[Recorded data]
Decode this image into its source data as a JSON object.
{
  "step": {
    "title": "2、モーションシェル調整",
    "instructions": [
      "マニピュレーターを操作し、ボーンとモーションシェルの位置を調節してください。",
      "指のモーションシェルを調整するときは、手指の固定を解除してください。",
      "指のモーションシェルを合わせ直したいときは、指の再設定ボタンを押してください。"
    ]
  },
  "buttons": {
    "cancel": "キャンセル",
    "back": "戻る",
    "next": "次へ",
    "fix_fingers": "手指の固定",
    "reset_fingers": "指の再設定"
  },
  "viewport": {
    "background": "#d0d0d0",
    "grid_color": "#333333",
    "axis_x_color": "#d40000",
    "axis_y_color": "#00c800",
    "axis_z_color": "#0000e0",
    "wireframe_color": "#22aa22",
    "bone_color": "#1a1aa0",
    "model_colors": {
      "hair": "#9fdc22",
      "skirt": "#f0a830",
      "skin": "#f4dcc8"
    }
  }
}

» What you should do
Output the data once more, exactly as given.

» Answer to this problem
Decode this image into its source data as a JSON object.
{
  "step": {
    "title": "2、モーションシェル調整",
    "instructions": [
      "マニピュレーターを操作し、ボーンとモーションシェルの位置を調節してください。",
      "指のモーションシェルを調整するときは、手指の固定を解除してください。",
      "指のモーションシェルを合わせ直したいときは、指の再設定ボタンを押してください。"
    ]
  },
  "buttons": {
    "cancel": "キャンセル",
    "back": "戻る",
    "next": "次へ",
    "fix_fingers": "手指の固定",
    "reset_fingers": "指の再設定"
  },
  "viewport": {
    "background": "#d0d0d0",
    "grid_color": "#333333",
    "axis_x_color": "#d40000",
    "axis_y_color": "#00c800",
    "axis_z_color": "#0000e0",
    "wireframe_color": "#22aa22",
    "bone_color": "#1a1aa0",
    "model_colors": {
      "hair": "#9fdc22",
      "skirt": "#f0a830",
      "skin": "#f4dcc8"
    }
  }
}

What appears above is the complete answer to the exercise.